Lalley: The continued curse of snow gates — and Pat O'Brien
Do they really work? Depends on where you live apparently, and the earth's magnetic field.
I’m a snow gate denier.
That’s no surprise, given that I’m on the record many times, over the course of several years, since the idea was first introduced to Sioux Fallsians more than a decade ago.
It’s not that snow gates aren’t a good concept. Of course they are.
Nobody ever looked out the window after the plows roll through their neighborhood and thought, “Awesome! I get to attack a frozen wall with a pick ax and a bucket and haul away a couple thousand pounds of ice chunks.”
That was the promise, right?
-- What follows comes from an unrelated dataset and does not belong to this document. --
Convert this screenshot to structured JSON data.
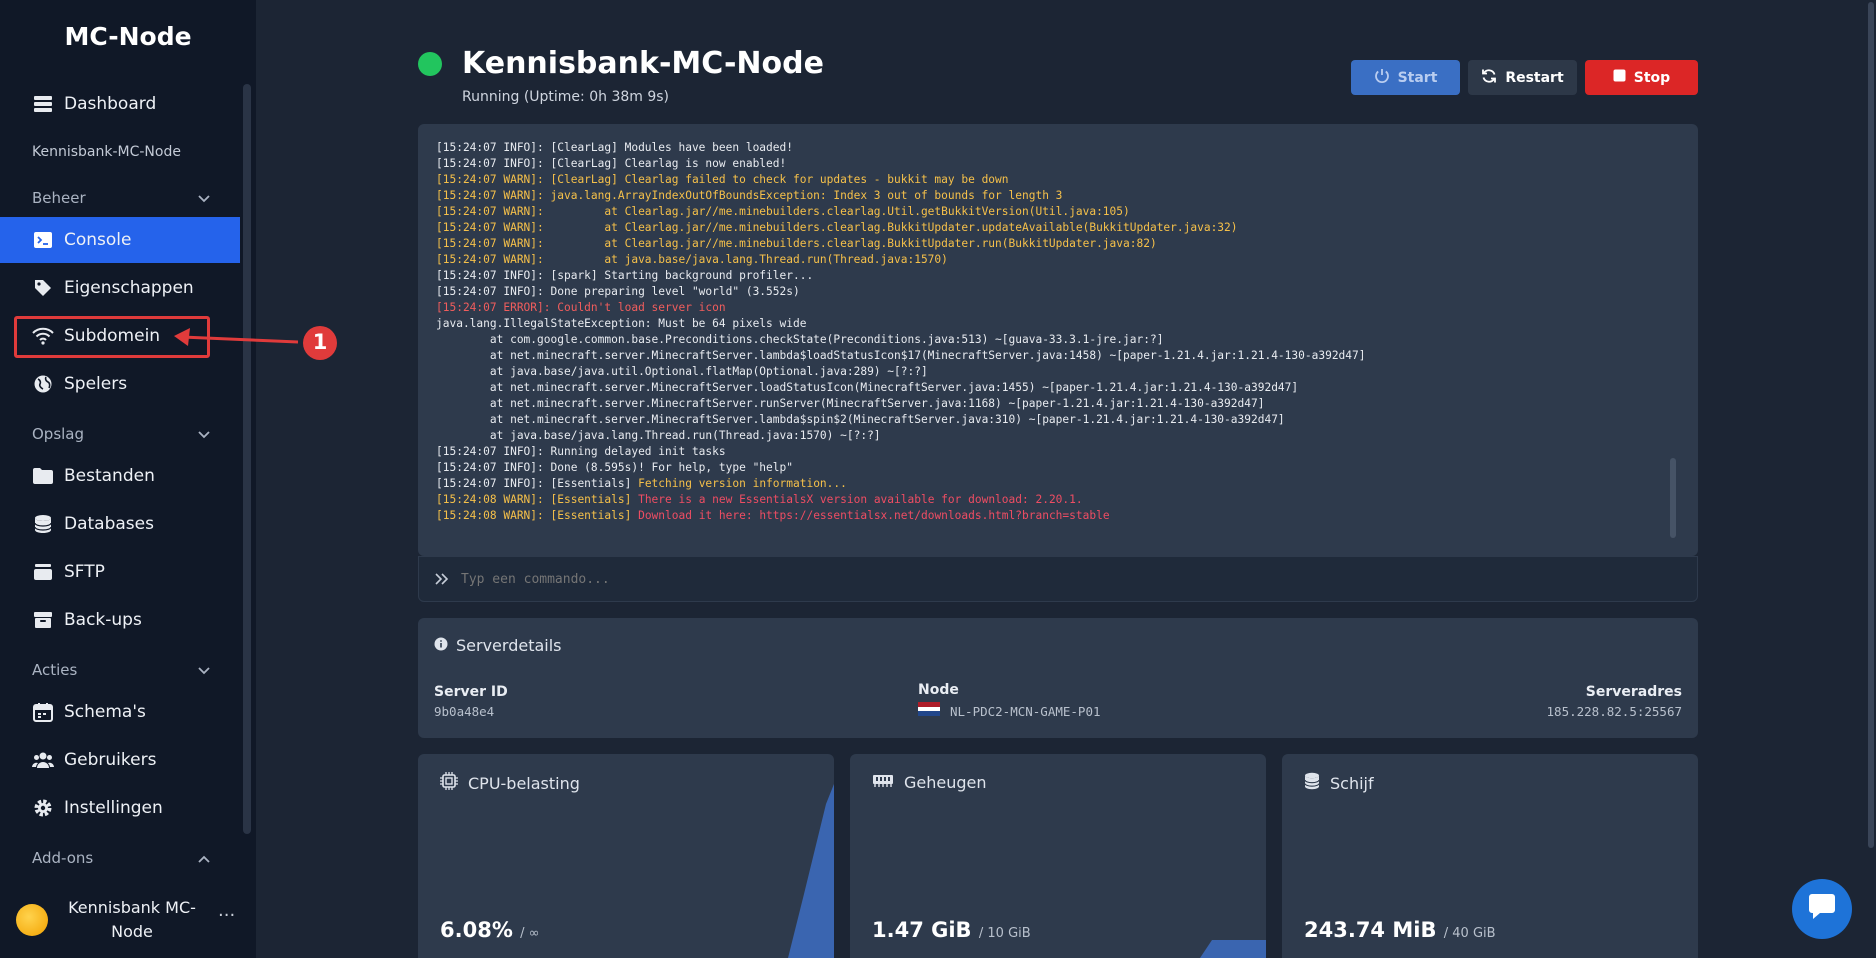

That if you, Steve and Sally Sioux Falls, just clear out your bit of the driveway, the masterful operators of this magic blade will simply scrape away the tailings created by the plow and deposit them on the other side.
I mean you can watch the video and see how cool that is.
Except when it isn’t, which apparently is every time, in the tony southeast Sioux Falls neighborhood that is LalleyLand.
I’m sure there’s a good reason for it, like the earth’s magnetic field or the prevailing winds or the curse put upon me by famed sportscaster, Sioux Falls native and buddy to the stars Pat O’Brien.
These things are going to happen. It’s an occupational hazard.
(NOTE: Careful readers will recall that Mr. O'Brien and I had what one might call a “professional misunderstanding” several years ago. So I feel obligated to note that I still have a personalized copy of his memoir “I’ll Be Back Right After This,” in our library. And, if I may add, it is a lovely piece of work.)
Now, I’m not going to stretch credulity to suggest the snow gates never work. Because clearly they do. For instance, my neighbors across the street are left with but a dribble of snow pebbles across their drive.
I often marvel at their good fortune when I’m dragging a 20 pound boulder of compacted snow up the growing bank, in a Sisyphean winter tale of woe.
Many of you are thinking at this point, “For the love of Peter, Paul and Mary, just get a snowblower already.”
And that’s fair, to a point. It shouldn’t be a requirement of suburban life that all residents must purchase, store and maintain yet another internal combustion engine, just to be able to get out of the driveway.
I’m still an able-bodied dude and it’s a perverted point of pride that I’ve been able to make it this far without actually owning a snowblower.
Plus, I’ve got back up. There is now a teenage boy living under this roof with a nasty computer habit that needs feeding. Twenty bucks still means something to him.
My Catholic school math tells me it’s going to take a lot of snowfalls to get to even the minimum price of a new snowblower.
So I will continue my snow gate denial.
Unlike the flat earthers, the 2020 election protesters and whatever that is with the birds, I have demonstrable facts on my side.
Also, we got new neighbors recently.
They have a snowblower.
Let’s just hope they don’t know Pat O’Brien.